— Exercise —
For the entries below, state how many lines include the string "попаданий", and write nothing besides that number.

..........

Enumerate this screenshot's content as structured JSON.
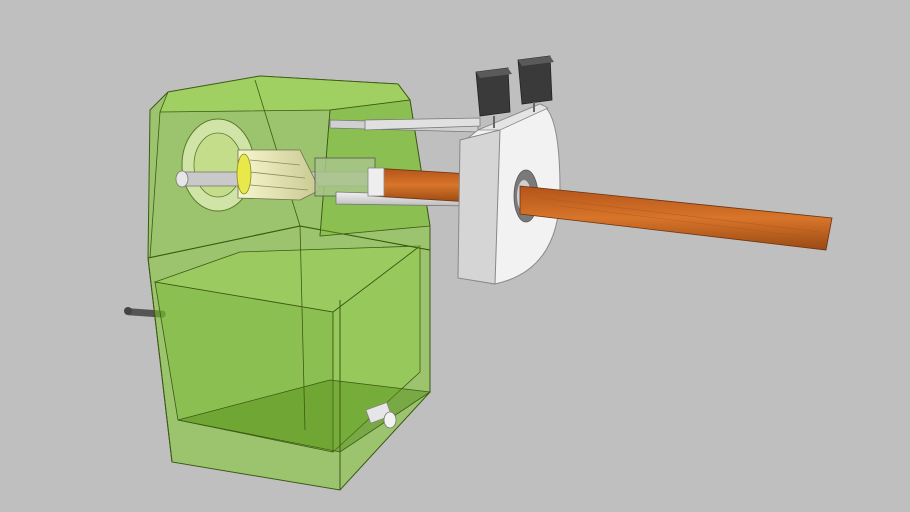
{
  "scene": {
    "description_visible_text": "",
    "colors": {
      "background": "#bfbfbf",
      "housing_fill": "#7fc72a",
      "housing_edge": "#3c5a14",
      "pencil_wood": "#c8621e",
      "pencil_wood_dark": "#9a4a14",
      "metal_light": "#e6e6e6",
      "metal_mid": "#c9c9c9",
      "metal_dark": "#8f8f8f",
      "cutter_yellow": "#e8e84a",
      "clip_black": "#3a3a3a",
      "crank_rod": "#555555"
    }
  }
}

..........

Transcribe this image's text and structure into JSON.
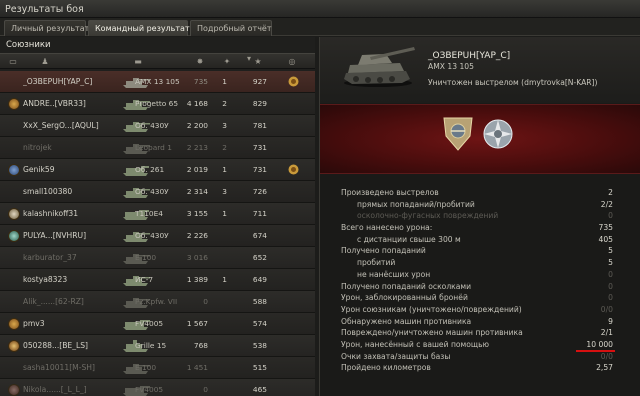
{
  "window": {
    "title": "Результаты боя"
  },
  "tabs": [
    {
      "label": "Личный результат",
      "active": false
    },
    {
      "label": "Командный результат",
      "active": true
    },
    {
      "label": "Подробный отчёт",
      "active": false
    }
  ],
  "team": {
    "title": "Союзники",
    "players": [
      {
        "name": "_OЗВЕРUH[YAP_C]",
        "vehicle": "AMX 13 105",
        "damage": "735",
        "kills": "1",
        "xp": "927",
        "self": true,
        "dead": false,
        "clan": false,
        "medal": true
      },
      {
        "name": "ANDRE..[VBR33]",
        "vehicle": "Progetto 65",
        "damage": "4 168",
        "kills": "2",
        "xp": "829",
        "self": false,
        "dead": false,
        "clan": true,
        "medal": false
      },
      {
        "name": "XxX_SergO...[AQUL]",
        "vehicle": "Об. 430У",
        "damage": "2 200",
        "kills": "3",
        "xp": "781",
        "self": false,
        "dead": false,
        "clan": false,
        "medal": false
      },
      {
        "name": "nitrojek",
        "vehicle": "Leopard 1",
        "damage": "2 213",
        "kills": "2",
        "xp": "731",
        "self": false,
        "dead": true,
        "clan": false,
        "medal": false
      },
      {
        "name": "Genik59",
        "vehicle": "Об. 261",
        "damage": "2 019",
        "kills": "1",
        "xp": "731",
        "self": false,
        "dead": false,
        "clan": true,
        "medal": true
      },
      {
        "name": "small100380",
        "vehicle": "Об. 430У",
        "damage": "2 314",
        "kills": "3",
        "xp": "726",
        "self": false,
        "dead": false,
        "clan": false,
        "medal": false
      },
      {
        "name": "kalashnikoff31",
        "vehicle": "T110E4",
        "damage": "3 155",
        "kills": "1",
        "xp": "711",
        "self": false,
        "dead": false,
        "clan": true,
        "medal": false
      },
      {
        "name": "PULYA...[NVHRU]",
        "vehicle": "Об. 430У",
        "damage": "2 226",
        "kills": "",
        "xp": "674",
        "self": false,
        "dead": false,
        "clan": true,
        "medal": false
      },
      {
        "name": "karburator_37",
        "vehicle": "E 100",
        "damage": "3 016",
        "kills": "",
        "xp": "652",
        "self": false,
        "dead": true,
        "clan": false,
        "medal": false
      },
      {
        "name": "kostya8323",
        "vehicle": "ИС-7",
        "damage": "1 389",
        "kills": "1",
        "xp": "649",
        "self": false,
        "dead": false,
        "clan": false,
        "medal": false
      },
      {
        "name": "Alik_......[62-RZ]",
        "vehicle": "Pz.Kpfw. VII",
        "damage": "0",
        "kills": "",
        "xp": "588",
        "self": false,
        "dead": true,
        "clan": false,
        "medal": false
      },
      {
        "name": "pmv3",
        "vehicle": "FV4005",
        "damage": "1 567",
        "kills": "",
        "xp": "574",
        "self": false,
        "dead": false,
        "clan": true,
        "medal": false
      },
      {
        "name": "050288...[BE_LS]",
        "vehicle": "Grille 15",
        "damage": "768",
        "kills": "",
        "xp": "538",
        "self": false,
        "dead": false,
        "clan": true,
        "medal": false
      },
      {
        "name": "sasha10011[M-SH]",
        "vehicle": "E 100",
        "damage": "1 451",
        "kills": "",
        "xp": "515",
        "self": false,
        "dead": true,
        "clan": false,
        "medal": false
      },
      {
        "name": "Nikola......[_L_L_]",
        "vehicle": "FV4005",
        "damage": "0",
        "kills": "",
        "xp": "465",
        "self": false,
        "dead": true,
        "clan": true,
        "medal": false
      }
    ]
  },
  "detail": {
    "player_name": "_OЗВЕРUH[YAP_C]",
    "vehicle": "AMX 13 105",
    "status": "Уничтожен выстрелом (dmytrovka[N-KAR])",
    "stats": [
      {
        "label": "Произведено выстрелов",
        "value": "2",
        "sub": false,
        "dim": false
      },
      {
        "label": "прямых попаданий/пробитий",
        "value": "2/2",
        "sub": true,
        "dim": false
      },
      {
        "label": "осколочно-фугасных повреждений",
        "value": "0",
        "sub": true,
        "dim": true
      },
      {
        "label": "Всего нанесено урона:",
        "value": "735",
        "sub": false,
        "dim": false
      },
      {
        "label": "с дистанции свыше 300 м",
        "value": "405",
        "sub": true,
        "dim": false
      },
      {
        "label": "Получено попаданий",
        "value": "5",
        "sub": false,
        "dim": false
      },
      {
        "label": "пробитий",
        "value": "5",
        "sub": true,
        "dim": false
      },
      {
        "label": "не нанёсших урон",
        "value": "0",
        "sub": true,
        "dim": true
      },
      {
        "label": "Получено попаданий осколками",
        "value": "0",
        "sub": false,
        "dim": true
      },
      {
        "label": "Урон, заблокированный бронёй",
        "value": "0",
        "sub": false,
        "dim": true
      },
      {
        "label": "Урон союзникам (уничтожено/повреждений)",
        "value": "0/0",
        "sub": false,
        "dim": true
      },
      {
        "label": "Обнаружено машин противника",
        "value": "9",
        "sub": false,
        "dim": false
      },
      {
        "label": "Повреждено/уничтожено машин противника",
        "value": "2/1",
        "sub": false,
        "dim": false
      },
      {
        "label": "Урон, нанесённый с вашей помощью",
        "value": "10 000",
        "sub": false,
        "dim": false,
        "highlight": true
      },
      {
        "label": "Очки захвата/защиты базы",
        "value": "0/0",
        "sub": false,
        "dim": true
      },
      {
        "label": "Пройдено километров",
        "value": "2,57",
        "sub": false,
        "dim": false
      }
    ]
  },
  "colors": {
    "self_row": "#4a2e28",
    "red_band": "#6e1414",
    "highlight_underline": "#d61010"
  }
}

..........

— Task answer —
3